So today is June 5th, 2017. I have been living and working in Korea for just over 3 months now. I feel that so many things have happened, but compared to the greater timeline, nothing has really changed.

I have slowly been buying furniture for my apartment because I take public transportation from E-MART to my house so I don’t bring anything on the bus that would be overbearing and difficult. My next biggest purchase will be a desk because as time goes on I find that I’m eating away from home more and more because I miss the comfort of having a chair to sit in while I eat. My kitchen table is a Korean traditional table; it rests about 8 inches from the floor (this means you sit on the floor to eat at the table). There is nothing wrong with sitting and eating on the floor, it’s just that I miss the comfort of leaning back in a chair and browsing through my newsfeed while in-between bites. Plus having a desk means additional storage space and a place to permanently rest my laptop, versus it’s home under my bedside table (which is actually a smaller Korean traditional table, since my bed still rests on the floor).

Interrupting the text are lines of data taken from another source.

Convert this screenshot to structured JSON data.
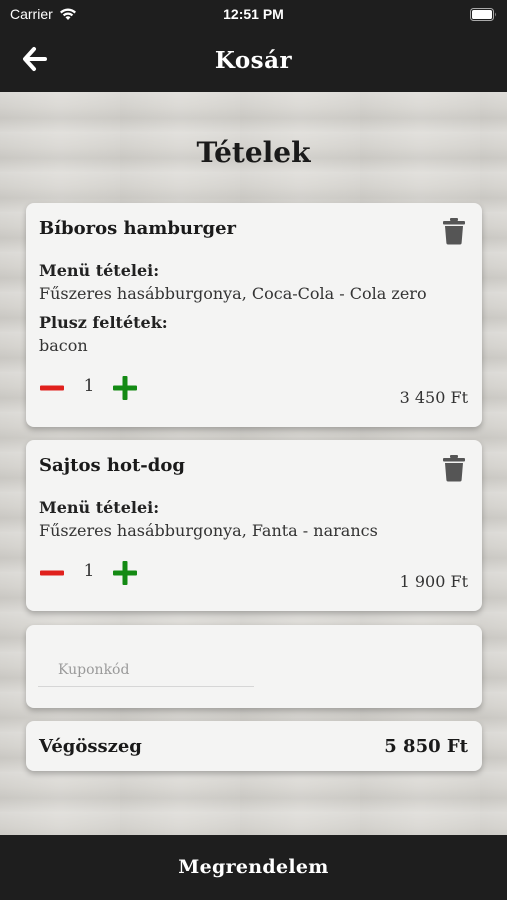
{
  "status_bar": {
    "carrier": "Carrier",
    "time": "12:51 PM"
  },
  "nav": {
    "title": "Kosár",
    "back_icon": "arrow-left-icon"
  },
  "section_title": "Tételek",
  "colors": {
    "dark": "#1e1e1e",
    "minus": "#e0201c",
    "plus": "#138a13",
    "trash": "#555555"
  },
  "items": [
    {
      "name": "Bíboros hamburger",
      "menu_label": "Menü tételei:",
      "menu_items": "Fűszeres hasábburgonya, Coca-Cola - Cola zero",
      "extras_label": "Plusz feltétek:",
      "extras": "bacon",
      "quantity": "1",
      "price": "3 450 Ft"
    },
    {
      "name": "Sajtos hot-dog",
      "menu_label": "Menü tételei:",
      "menu_items": "Fűszeres hasábburgonya, Fanta - narancs",
      "quantity": "1",
      "price": "1 900 Ft"
    }
  ],
  "coupon": {
    "placeholder": "Kuponkód",
    "value": ""
  },
  "total": {
    "label": "Végösszeg",
    "value": "5 850 Ft"
  },
  "order_button": {
    "label": "Megrendelem"
  }
}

My students definitely fit into whatever stereotypes you can imagine involving middle school-aged children. That’s perfectly normal since nature takes it’s course around this time for them. They may be a pain in the neck, but I still love them because they’re a pain in my neck. I would say that about 90% of my students are genuinely well-behaved students, which is relieving when comparing stories with other Native English Teaches in Daegu.

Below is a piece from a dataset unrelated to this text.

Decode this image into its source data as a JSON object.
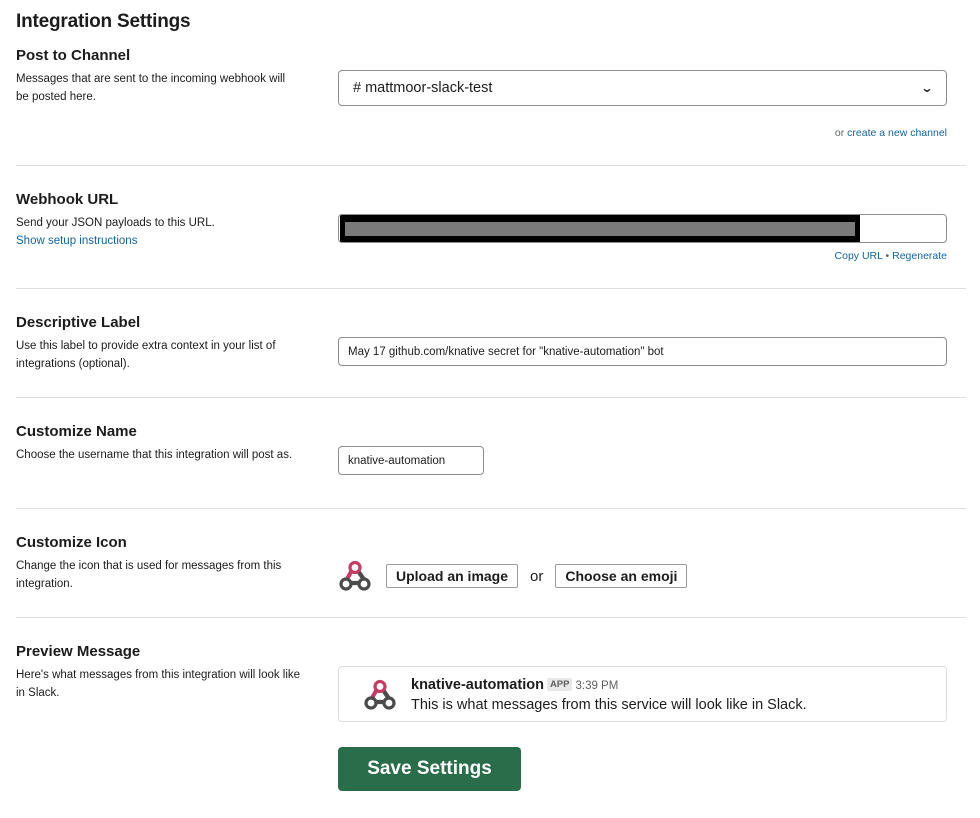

We are “close” to the end of the semester: 2 weeks of Speaking Tests, 2 weeks to teach all students Lesson 5 in the textbook, 2 weeks of Lessons 1 to 5 review, 3 days of Final Tests, 1.5 weeks until Summer vacation. The first week of Summer vacation, however, has me back at school for 3 days teaching an English camp. Unfortunately, as I sit typing this today, I do not know which 3 days are my English camp days. I, as well as my main co-teacher, have been busy prepping for the Speaking Tests and end of semester reviews, so hopefully I will know soon so I can begin prepping for that.

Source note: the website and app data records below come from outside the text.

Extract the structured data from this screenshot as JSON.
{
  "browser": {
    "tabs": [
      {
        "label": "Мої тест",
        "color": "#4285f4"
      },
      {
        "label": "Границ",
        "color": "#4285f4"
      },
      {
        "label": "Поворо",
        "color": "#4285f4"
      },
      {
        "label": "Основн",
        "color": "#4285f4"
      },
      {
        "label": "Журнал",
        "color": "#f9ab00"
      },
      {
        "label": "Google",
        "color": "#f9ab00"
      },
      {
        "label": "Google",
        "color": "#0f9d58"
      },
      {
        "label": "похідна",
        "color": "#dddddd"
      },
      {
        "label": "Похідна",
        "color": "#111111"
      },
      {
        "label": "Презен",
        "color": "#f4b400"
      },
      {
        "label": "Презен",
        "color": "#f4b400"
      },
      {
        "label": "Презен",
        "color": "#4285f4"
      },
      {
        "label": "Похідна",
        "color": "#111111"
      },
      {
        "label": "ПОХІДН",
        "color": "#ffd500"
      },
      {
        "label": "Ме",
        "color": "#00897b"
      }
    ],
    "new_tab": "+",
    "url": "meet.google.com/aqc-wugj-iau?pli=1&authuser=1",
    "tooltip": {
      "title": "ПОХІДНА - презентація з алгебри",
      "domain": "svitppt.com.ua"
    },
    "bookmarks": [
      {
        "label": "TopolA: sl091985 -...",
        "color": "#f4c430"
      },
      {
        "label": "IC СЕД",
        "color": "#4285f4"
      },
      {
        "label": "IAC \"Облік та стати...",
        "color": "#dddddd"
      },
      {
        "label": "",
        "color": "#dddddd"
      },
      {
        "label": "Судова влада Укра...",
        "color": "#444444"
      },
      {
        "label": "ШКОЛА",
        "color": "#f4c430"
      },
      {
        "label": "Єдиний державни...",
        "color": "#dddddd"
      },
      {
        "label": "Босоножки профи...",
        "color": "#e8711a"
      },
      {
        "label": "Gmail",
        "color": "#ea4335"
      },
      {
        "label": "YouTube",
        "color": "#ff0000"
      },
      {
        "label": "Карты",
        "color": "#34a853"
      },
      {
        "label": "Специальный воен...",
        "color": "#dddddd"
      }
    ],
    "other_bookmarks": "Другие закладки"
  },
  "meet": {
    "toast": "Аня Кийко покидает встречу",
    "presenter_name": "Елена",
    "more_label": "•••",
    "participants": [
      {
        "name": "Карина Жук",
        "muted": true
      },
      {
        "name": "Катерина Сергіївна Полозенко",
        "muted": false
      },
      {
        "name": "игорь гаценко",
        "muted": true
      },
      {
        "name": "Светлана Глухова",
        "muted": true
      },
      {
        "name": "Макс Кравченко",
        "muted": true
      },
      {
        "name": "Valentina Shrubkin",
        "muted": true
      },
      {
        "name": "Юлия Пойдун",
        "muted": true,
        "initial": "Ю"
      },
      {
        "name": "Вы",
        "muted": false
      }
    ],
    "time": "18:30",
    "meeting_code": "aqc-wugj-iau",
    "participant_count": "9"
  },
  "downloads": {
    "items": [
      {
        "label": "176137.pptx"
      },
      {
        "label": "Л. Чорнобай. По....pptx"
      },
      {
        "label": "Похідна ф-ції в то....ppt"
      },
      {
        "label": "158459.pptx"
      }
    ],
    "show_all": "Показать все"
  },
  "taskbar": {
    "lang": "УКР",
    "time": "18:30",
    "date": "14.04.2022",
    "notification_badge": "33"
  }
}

Within the next 3 weeks, I will have 3 open classes. An open class is when your class is open to anyone coming to observe you teach. Wow, right? First time teacher, finally getting used to being in front of students, and now I’m going to be judged by people who have been doing this job a lot longer 3 times in a row. Fortunately, 1 of the open classes is a required one for the DMOE (Daegu Metropolitan Office of Education) and I am friends with the 2 NETs who will come to observe me. Unfortunately, my open class for the DMOE is surrounded by Speaking Tests, so I will not be able to enjoy the conversation that usually follows a DMOE-required open class because I will have to move from and to Speaking Tests. My second open class is also being held during a Speaking Test and it is for the parents of my students. I have been informed that no parents should come to observe me giving a Speaking test to the students, but they may be wandering through the hallways when I do end up giving them the Speaking test. My final open class is the one I’m most stressed about because it is for any teacher at my middle school to come watch. According to my co-teachers, only other teachers in your department usually come, but one of them made note that teachers usually like to come to the foreign teachers class to observe the foreign teacher and not the class.

Outside of school, I have been living a relatively normal life for a foreigner in Korea (in my opinion). I have been slowly accumulating nice places to eat and will put them all in one place for the blog. Nothing so far is a sponsored review, so it is 100% my real opinion about establishments. Overall, some things are difficult to get used to (coworkers wearing the same outfit three days in a row and that is socially OK) but other things are very easy to get used to (very cheap meat compared to the States).

Leave a Reply

Fill in your details below or click an icon to log in:

WordPress.com Logo

You are commenting using your WordPress.com account. Log Out /  Change )

Google+ photo

You are commenting using your Google+ account. Log Out /  Change )

Twitter picture

You are commenting using your Twitter account. Log Out /  Change )

Facebook photo

You are commenting using your Facebook account. Log Out /  Change )

Connecting to %s